Earthquakes send several types of seismic waves through the average Oklahoma household.
The slightest quake sends wee wavelets through the house detectable only by a slight ripple in the cat’s water dish, noticeable only if a cat actually witnesses it.
Humans often realize such a quakelet and its associated wavelets have occurred only after observing prolonged immobility and water-staring by a cat.
Occasionally, this form of tiny quake can cause slight movement of food pellets in a cat food bowl, revealing the bowl bottom before a cat thinks it should be visible.
A cat, mistakenly believing the bowl to be prematurely empty, indignantly “acts out” or caterwauls in panic totally out of proportion to the earthquake event.
Despite the extremely slight movement of the earth, the cause here is known as a Hellcat Wave.
Next is a quake large enough to cause dishes to rattle slightly and certain adult beverages to spontaneously foam.
These are startling things to experience for most Oklahomans. Such waves, stemming from quakes of precisely 3.2 magnitude, are known to cause one to want a drink, but not really.
These are known, technically, as Low-Point Waves.
A third common quake in Oklahoma is one big enough to cause motion in a swivel-equipped rocking recliner. Seismic waves create a slight Tilt-A-Whirl effect and can cause the hint of nausea.
The mix of rocking and rolling can cause one to twist one’s body in exiting said recliner while shouting out in surprise.
The waves that create such phenomena are known as Beatles Waves. (Alternately known as Isley Waves, Springsteen Waves or Ferris Bueller Waves.)
Next is a quake big enough to cause waves large enough to actually move home furnishings.
In my own case, I have observed the toppling of three books from the top of a bookcase. OK, actually, I found the three books on the floor next to the bookcase. Paperback books. That were precariously perched.
OK, it could have been gravity. Or a cat.
Call this a D Wave. For Dubious. Or for Do What?
Finally is the kind of wave that struck last Monday. People felt it from downtown Oklahoma City, to Edmond, where I was at home, to Guthrie, Shawnee and Stillwater, at 4.2 magnitude. It was the shortest of the four or five quakes I’ve felt at home, but it was the waviest.
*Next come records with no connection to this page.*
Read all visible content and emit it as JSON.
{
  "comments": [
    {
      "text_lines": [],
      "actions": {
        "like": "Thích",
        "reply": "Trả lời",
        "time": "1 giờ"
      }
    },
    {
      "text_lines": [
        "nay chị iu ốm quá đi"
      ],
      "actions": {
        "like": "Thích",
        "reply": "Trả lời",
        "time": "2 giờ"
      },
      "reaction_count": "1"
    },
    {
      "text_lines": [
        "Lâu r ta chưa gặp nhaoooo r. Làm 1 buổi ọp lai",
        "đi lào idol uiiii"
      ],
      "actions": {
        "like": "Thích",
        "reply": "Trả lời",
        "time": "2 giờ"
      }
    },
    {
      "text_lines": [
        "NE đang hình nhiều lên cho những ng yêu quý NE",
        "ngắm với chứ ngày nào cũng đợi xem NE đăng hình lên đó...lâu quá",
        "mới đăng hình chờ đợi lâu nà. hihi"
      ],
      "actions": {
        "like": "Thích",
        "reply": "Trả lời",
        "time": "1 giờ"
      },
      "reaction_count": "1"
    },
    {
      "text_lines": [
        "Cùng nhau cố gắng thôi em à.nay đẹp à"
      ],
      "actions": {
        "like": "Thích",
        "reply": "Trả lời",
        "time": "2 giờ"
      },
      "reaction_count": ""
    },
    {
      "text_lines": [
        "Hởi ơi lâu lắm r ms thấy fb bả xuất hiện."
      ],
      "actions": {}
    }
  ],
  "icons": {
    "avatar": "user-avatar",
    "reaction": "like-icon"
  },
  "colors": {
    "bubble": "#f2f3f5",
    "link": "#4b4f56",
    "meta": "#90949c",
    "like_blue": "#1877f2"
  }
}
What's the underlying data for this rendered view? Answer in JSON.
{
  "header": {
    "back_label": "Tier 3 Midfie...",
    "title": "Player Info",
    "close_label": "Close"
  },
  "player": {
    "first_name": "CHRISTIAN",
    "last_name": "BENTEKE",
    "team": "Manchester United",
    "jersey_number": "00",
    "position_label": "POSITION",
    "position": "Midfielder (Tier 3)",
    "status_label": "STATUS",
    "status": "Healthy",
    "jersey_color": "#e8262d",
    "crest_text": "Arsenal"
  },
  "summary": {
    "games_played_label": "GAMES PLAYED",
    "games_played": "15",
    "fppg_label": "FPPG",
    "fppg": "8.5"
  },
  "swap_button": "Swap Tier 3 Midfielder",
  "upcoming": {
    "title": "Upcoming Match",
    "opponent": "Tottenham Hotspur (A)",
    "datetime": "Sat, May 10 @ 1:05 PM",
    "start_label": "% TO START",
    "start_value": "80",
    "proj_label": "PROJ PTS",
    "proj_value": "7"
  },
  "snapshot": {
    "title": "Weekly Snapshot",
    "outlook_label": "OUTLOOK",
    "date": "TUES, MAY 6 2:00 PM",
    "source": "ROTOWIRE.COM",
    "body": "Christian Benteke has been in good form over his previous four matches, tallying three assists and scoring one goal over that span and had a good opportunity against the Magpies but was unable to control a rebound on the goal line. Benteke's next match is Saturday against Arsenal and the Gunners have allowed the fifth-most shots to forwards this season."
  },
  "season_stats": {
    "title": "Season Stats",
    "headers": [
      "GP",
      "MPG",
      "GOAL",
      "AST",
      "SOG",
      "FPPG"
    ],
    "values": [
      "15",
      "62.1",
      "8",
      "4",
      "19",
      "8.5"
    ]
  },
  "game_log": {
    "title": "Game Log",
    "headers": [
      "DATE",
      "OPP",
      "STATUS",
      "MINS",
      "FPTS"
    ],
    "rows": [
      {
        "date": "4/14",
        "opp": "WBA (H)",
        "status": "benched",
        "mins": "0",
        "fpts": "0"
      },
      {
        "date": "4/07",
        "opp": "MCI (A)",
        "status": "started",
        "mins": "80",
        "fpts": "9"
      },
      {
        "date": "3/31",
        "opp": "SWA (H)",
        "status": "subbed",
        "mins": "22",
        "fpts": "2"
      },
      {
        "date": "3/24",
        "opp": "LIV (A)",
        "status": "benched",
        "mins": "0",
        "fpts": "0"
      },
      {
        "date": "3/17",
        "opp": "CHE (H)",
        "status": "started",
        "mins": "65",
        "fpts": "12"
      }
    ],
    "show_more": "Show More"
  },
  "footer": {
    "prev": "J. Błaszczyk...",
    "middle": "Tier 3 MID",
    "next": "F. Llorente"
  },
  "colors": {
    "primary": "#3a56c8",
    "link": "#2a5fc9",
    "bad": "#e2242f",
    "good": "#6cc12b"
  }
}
The walls and ceiling creaked. The three heavy-laden bookshelves close by — laden with heavy books — groaned and moved a little.
It was a rolling sensation that hit the bottom of my feet first, then climbed my legs to my seat and shot into my internal organs. Suddenly, I had to go to the bathroom.
This is known as a P Wave.
Filed under: Laugh to Keep from Crying.